Segment Open

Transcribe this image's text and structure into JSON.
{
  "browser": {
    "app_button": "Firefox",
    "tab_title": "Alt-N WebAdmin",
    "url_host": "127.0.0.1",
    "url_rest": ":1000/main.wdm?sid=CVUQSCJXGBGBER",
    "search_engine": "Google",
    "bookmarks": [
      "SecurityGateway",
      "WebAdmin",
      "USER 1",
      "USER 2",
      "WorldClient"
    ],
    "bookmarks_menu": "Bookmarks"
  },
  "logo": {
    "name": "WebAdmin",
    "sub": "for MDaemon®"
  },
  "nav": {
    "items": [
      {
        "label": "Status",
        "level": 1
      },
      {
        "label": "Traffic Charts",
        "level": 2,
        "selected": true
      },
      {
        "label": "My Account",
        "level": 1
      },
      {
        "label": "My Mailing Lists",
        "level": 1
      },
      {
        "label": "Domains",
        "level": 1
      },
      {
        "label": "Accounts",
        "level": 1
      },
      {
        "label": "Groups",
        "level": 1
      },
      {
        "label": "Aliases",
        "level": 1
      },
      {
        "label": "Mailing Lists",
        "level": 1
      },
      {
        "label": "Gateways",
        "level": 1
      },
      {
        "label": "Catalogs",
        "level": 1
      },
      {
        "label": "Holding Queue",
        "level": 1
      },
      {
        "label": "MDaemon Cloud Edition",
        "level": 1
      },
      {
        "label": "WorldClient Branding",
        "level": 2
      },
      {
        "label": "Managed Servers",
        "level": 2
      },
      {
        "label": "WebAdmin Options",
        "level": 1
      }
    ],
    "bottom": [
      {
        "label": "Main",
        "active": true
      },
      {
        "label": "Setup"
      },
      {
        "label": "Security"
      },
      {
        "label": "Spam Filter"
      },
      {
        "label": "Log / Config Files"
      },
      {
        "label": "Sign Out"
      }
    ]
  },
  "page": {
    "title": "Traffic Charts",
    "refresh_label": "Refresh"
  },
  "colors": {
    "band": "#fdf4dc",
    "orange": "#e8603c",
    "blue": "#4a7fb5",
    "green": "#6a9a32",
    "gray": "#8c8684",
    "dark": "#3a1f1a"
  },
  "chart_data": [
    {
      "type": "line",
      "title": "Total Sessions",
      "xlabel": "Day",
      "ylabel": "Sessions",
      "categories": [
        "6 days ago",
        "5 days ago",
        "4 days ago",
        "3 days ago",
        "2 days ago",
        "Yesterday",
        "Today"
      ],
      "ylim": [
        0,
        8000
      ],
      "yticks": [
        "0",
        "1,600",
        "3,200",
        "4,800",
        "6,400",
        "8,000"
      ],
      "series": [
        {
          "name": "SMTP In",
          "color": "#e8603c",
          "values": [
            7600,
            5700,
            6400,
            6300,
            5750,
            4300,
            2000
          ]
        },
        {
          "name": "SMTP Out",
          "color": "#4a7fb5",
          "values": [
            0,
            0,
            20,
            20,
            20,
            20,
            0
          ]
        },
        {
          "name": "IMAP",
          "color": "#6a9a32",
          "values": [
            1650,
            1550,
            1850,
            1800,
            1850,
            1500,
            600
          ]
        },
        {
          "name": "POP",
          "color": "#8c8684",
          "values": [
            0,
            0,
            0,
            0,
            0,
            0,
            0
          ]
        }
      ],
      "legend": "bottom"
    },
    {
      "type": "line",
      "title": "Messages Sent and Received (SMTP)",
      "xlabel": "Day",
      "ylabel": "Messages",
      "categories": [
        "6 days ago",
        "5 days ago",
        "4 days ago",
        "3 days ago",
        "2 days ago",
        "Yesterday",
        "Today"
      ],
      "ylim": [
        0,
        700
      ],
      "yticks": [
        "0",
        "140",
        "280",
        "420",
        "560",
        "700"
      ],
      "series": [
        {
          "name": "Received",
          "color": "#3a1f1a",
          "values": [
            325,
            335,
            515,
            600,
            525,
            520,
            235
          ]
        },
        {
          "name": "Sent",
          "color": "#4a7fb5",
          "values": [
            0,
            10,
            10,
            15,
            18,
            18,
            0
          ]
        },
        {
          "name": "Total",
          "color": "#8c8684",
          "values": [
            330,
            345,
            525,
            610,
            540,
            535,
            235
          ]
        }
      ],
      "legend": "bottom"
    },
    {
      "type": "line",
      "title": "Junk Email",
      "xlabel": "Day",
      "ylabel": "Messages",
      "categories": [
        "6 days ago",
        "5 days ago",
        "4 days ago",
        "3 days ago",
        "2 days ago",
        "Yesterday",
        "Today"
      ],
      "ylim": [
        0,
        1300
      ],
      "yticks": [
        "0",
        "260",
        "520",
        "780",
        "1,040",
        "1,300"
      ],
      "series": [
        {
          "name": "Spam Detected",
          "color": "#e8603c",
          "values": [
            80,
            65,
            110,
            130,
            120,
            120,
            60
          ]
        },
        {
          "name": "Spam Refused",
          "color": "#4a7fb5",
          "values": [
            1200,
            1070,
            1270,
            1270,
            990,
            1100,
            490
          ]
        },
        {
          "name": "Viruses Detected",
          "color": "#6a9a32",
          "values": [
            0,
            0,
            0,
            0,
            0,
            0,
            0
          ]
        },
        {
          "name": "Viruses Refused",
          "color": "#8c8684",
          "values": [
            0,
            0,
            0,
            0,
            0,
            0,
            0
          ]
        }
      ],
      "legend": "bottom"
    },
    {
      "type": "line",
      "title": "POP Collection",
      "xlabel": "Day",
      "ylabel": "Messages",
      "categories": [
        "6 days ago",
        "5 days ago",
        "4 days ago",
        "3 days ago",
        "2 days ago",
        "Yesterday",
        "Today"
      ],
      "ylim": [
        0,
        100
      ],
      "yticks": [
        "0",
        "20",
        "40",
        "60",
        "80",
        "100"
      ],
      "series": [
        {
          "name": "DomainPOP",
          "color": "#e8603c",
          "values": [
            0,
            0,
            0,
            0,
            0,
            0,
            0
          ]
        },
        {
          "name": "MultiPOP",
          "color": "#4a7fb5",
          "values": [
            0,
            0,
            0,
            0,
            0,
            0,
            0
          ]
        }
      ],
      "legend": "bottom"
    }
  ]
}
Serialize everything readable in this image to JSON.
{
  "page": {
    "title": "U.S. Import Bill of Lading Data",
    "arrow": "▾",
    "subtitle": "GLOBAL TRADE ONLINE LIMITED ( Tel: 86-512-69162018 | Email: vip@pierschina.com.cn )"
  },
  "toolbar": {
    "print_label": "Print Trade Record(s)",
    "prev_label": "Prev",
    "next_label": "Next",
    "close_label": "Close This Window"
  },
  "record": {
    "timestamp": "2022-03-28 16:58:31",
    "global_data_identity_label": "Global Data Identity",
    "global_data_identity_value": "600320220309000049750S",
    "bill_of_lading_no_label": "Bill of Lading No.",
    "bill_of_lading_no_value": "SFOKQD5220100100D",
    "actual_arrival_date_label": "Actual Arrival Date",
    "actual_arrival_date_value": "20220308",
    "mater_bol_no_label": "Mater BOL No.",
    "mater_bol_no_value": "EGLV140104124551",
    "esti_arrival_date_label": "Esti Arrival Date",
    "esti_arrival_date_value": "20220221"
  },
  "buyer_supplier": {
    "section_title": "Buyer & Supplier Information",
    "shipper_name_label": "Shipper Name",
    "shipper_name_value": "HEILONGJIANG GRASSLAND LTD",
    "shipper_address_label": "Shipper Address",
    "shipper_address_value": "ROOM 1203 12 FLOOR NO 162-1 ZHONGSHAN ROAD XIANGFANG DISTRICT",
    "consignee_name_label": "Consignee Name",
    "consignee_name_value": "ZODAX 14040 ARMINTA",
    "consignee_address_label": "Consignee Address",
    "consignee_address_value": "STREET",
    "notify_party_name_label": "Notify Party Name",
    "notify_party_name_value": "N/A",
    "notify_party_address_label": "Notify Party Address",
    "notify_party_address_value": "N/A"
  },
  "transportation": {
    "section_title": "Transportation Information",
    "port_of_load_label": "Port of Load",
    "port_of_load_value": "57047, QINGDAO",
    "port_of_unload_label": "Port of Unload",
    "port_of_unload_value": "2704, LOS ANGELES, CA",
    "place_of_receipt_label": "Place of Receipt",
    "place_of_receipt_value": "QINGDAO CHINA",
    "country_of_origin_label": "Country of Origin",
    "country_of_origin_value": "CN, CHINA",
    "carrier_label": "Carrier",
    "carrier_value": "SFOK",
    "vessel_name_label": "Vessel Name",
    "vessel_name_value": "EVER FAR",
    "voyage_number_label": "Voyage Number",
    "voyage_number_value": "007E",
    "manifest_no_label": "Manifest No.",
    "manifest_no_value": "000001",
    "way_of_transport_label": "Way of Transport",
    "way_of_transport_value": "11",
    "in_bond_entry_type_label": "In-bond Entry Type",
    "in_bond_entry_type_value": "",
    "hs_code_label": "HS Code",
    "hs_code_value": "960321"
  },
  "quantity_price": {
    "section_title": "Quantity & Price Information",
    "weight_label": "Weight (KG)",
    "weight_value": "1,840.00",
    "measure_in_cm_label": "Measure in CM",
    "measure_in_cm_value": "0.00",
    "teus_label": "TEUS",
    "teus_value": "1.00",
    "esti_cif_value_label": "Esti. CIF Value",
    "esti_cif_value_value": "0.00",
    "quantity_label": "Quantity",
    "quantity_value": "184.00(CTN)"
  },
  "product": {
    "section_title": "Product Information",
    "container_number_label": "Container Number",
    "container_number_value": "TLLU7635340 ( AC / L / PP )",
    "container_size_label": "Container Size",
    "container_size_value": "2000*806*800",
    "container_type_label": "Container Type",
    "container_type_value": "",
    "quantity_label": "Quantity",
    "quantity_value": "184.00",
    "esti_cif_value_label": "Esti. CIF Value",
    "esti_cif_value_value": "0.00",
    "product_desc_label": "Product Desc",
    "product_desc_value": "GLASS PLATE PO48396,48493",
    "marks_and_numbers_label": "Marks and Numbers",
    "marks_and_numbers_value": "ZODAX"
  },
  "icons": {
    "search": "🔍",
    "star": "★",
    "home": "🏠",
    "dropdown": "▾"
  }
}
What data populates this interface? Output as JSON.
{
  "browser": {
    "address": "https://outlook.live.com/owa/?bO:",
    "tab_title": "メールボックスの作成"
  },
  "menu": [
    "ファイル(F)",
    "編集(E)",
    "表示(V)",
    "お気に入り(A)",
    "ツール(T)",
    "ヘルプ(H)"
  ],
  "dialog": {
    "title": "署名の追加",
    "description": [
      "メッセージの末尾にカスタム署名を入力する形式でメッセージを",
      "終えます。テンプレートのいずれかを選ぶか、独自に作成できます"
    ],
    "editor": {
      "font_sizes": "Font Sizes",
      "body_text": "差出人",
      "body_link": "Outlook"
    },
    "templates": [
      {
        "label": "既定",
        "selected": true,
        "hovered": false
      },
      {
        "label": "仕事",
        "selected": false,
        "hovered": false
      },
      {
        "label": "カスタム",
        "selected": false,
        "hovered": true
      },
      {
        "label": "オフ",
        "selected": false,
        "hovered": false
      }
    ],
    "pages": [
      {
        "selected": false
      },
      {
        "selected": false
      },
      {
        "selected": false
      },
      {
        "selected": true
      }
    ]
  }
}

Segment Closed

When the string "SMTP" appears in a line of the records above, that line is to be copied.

          "name": "SMTP In",
          "name": "SMTP Out",
      "title": "Messages Sent and Received (SMTP)",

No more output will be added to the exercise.